Beginner of summer is celebrated with blossoming roses, dancing maidens and
this wonderful, elegant Wild Rose Sangria.
Wild Rose Sangria
Wild Rose Sangria
, the tribute to the Goddess in you.
4 parts still or seltzer water
1 part fresh wild rose petals
Splash of wild rose petal syrup
Splash of red wine (adult version)
Mix in a glass container and let sit for at least 2 hours at room temperature.
Add ice and serve.
They will never forget you.
Rose Petal Syrup
Rosa rugosa wild rose syrup
One of the great ways to preserve a divine flavor of a wild rose is in form of simple syrup:
1 part sugar, 1 part water and 2 parts of freshly picked wild rose flowers.
Add few drops of lemon juice to bring out a more pronounced flavor.
You can use this wonderful ingredient to make haunting drinks, marvelous ice cream or use straight-up on pancakes.
Rose family contains hundreds of wild varieties worldwide, all has been popular ingredients in food, medicine and cosmetics since long ago, worldwide.
Japanese Rose (Rosa rugosa),
Japanese Rosa Rugosa, invasive and delicious
one more beautiful noxious weed, is a native of Asia. It is called “hamanashi” in Japan, which means “shore pear”. It can be found alone the shoreline and was introduced for erosion control here in the US. This deciduous bush develops new plants from the roots and forms dense thickets 1–1.50 m tall with stems densely covered in numerous short, straight prickles. The leaves are 8–15 cm long, pinnate with 5–9 leaflets, most often 7, each leaflet 3–4 cm long, with a distinctly corrugated (rugose, hence the species’ name) surface. The flowers are scented, pink to white, 6–9 cm across, with somewhat wrinkled petals; flowering occurs in late spring and early summer. The hips are 2–3 cm in diameter, round and bright orange to red when ready to harvest in late summer and fall.
Rosa Multiflora is another highly invasive species, native to Asia. It can be recognized by clusters of small white flowers, and like all wild roses, multitudes of thorns. Fruit (hips) are edible, but the flowers do not have significant amount of perfume. The plant was originally introduced from Asia as a soil conservation measure. It can be distinguished from American native roses by its large inflorescences, which bear multiple flowers and hips, often more than a dozen, while the American species bear only one or a few on a branch.
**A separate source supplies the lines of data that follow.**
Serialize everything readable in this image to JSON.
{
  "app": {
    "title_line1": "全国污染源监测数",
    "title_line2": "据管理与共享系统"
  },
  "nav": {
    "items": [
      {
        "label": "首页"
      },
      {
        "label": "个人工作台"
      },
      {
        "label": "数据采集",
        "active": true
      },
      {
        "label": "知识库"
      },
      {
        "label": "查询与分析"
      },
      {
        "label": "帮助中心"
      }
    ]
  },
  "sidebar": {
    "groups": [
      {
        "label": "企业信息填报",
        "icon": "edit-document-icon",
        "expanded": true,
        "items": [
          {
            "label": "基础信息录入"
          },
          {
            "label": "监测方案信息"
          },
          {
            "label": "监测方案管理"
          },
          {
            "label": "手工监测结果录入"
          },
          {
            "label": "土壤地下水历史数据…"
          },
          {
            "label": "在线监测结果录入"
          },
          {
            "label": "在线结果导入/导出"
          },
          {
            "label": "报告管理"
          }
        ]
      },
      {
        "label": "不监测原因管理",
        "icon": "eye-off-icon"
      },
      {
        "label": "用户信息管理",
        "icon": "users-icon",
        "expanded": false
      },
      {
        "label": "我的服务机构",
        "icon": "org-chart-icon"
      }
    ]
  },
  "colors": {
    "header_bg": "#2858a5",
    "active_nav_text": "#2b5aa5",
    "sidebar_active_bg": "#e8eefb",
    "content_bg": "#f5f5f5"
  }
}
Medicine: The fragrant petals of Wild Roses act as an aphrodisiac agent, especially for women. Its perfume has a relaxing and beautifying effect, opening channels of self- realization in the path of remarkable inner beauty.
The plant is astringent, carminative, diuretic, tonic.
Due to high content of volatile essential oils, wild rose petals have antibacterial and antifungal properties. Cold water extract helps to calm down internal and external inflammations- including sore throat. The flowers, hips or roots to make a wash to treat eye inflammations. and acts as a nervine tonic, promoting emotional balance and health. As an old saying goes: “Roses are good for the skin and the soul”.
The flowers, hips and unpealed roots are steeped to make a wash to treat eye inflammations and for sore throat, to treat diarrhea and stomach trouble.
The botanical name of the Wild Rose R. canina species is reflected in its use by the Romans as a remedy for rabid dog bites.
Food: Rose hips contain citric acid, flavonoids, fructose, malic acid, sucrose, tannins, vitamins A, B3, C, D, E, and P, calcium, phosphorus, iron, zinc. Rose hips are used as healing antioxidant tea, which is especially delicious when sweetened with raw honey. Medicinally it is used for kidney and bladder inflammations. By eliminating uric acid accumulations, rose hips help in gouty and rheumatic complaints. A decoction of crushed fruit is also sometimes used for fever and as a beverage tea.
The Rose varieties used for their hips include Rock-rose (Helianthemum canadense); Rosa californica; Cabbage rose (Rosa centifolia); Rosa Damascena; Rosa eglanteria; Rosa gallica; Rosa laevigata; Rosa roxburghii; Large-hip rose (Rosa rugosa); Rosa chinensis.
Do not use roses that have been treated with pesticides or pesticide-containing fertilizers.
Eastern/Central Medicinal Plants, by Steven Foster and James A. Duke
The Herb Book, by John Lust
USDA, NRCS (2012). “Rosa rugosa Thunb. rugosa rose”. The PLANTS Database. National Plant Data Team, Greensboro, NC, USA.
Multiflora Rose. U.S. National Park Service. Retrieved March 27, 2006.